Only two of the 24 CBD products from eight companies cited in Warning Letters from the FDA on Feb. 4 passed the agency’s test for having the amount of CBD in the product that matched the amount claimed on product labels.
To be fair, 11 of the products made no declaration on the label as to the amount of CBD to be found inside the bottle. Still, eight of the remaining 13 products failed outright, and three others failed but were close. That makes 11 out of 13 products that failed. (Test results can be found here.)
To meet label claim, a product must contain at least the amount claimed on the label.

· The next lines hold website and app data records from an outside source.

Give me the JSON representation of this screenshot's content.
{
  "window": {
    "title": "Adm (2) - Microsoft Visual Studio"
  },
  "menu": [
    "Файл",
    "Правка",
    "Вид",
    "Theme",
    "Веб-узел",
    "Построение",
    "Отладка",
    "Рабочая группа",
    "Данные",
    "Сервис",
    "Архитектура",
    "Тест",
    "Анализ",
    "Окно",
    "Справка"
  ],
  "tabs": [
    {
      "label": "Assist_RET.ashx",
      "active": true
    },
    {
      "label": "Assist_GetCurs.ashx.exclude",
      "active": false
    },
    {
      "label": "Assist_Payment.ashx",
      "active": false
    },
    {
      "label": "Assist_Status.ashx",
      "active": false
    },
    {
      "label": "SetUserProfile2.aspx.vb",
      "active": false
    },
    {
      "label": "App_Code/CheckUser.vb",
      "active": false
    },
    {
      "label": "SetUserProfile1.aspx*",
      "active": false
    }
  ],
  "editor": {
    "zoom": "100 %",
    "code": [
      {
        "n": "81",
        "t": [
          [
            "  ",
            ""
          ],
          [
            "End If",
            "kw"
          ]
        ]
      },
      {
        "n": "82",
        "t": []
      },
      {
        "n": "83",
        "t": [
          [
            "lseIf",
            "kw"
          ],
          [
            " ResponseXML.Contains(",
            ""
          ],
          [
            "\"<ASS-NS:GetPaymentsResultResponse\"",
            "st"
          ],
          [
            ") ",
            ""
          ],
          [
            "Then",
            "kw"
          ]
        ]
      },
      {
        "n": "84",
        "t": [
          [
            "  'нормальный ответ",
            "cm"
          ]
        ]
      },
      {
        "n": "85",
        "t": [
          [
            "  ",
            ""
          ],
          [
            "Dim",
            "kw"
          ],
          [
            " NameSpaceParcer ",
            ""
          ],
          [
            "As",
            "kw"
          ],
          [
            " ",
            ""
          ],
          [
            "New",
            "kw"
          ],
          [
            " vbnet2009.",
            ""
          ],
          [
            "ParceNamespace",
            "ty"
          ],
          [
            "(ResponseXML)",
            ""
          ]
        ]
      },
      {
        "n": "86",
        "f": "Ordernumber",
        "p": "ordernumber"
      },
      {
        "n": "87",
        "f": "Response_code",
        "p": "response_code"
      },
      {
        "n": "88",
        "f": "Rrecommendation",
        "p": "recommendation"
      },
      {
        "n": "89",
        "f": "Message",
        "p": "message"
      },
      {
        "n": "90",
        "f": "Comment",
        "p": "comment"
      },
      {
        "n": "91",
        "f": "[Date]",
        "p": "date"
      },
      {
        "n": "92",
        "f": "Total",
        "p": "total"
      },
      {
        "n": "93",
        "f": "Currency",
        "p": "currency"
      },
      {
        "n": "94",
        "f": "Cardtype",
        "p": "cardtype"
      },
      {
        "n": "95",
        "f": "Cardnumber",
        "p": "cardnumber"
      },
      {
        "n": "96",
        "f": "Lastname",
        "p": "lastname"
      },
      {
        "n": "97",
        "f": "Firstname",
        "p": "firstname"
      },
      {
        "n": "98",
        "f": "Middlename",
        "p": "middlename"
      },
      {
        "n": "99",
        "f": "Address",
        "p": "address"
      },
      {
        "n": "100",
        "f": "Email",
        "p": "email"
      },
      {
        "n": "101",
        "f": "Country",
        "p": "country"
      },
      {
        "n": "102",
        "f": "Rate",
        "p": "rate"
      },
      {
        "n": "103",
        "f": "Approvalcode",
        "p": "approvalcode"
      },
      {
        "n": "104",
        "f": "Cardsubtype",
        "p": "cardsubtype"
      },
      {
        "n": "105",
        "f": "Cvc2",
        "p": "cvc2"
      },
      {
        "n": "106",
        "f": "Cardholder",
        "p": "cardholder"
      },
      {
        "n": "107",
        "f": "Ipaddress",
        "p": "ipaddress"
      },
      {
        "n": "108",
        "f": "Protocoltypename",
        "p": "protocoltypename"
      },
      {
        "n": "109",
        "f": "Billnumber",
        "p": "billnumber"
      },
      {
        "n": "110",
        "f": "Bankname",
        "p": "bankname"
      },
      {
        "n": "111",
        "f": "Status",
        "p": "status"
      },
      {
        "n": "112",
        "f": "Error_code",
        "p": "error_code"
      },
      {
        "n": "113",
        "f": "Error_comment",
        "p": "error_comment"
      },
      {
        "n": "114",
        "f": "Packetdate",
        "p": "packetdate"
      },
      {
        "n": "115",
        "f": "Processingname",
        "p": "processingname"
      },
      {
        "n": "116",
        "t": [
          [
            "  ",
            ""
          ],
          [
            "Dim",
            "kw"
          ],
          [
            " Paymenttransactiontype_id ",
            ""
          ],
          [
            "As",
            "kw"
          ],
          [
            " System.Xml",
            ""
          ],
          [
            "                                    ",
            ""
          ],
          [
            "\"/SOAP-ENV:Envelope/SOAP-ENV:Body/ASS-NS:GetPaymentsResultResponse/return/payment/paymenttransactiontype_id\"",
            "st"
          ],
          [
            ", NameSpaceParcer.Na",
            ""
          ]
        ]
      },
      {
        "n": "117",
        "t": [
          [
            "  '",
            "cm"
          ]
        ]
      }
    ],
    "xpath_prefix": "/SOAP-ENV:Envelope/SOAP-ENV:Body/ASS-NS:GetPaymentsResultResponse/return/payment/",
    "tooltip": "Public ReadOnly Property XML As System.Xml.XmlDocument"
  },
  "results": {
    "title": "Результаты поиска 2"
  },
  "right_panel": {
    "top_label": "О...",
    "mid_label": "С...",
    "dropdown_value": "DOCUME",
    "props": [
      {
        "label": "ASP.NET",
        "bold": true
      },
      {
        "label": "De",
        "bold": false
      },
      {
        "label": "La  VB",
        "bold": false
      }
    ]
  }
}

The close failures were ones that were very close but contained less than the amount claimed on the label.
For example, Michigan Herbal Remedies’ US Hemp Wholesale 25 percent CBD Hemp Oil Supplement Gold Label claimed to contain 250mg/g CBD, but the FDA test showed it contained only 244mg/g – fail. Another of its products, Endoca Hemp Oil, claimed 150mg/g and came in at 159mg/g – pass.
But others were not even close. Some of these things failed by an order of magnitude – 100 times less than claimed.
“According to the FDA lab results, some of these products contain much less CBD than claimed on the label,” said Holly Johnson, Ph.D., laboratory director at Alkemist Labs, a contract testing company based in Southern California. “Ensuring proper dosage in cannabis products with oral administration routes is a manufacturing and testing challenge, but most of these warning letters also concern marketing claims that are not allowed by DSHEA.”
How can you save the children?
This is a pretty big issue, especially considering that the most celebrated use of CBD is for seizure conditions. The Denver Post has reported on hundreds of families from around the country who have moved to Colorado to access CBD when it first came to light that CBD could ameliorate seizure symptom in their disabled children.
“There’s a concerning aspect to it,” said Alice Mead, vice president of U.S. professional relations for GW Pharmaceuticals, the company FDA says has supremacy over CBD supplements because the U.K.-based pharma company filed for an Investigational New Drug in 2005. If a drug is on the market before a supplement, by law a supplement can never come into the market, making CBD illegal as a supplement because it came on the market after 2005, according to the FDA's reckoning. “FDA sent the first warning letters out in February 2015, and half had no CBD. You have a vulnerable patient population and a lot have no CBD,” said Mead.
And that gets back to the other issue with supplements today—that they are not meeting the bar set for Good Manufacturing Practices (GMPs) because companies are not properly testing either incoming ingredients or finished products. In the last year records were released, fiscal year 2014, the FDA noted about 19 percent of all companies that failed GMPs did so because of inadequate testing to ensure the supplement contained everything inside the bottle that is listed on the label.
The FDA does not conduct tests on all products that are subject to Warning Letters, though the agency does do so when testing for the presence of illegal pharmaceutical analogs in products.
The Council for Responsible Nutrition has compiled a database of FDA Warning Letters to manufacturers and marketers of supplements. In 2015, FDA issued 83 Warning Letters, of which 53 were for the problem of making drug claims, which is what every CBD marketer cited by FDA this month was cited for. Interestingly, while the number of Warning Letters is trending upward, from 61 in 2013 to 69 in 2014 to 83 in 2015, the number of follow-up letters for significant violations of the GMP regulations have dropped, from 43 in 2013 to 37 in 2014 to 24 in 2015. Steve Mister, president of CRN, called this “one bright trend.”
The trend suggests that while the larger supplements industry is perhaps getting better at fixing GMP problems, that message has not quite trickled down to the nascent CBD world.
But some people say that the eight companies cited represent scofflaws and not the responsible core of the CBD market.
"The companies that received the letters were outside the mainstream," said Eric Steenstra, president of Vote Hemp and also executive director of the Hemp Industries Association. "I think the companies that got involved with the warning letters were outliers."
Sarah Syed, director of marketing at CV Sciences (formerly Cannavest), noted that CV Sciences’ CBD product—a top seller nationwide—did not receive a Warning Letter. And that’s because products make no health claims, are strictly standardized so there would be no failed tests and, perhaps most importantly, are not even marketed as cannabis.
“As a company,” Syed said, “we are positioning ourselves outside of the marijuana discussion because we are in the business of hemp. It is possible the ‘establishment’ may not be able to wrap their head around the benefits of cannabis considering the abundance of confusion that remains around the cannabis plant, the overwhelming stigma that we have been faced with for the better part of the last century.”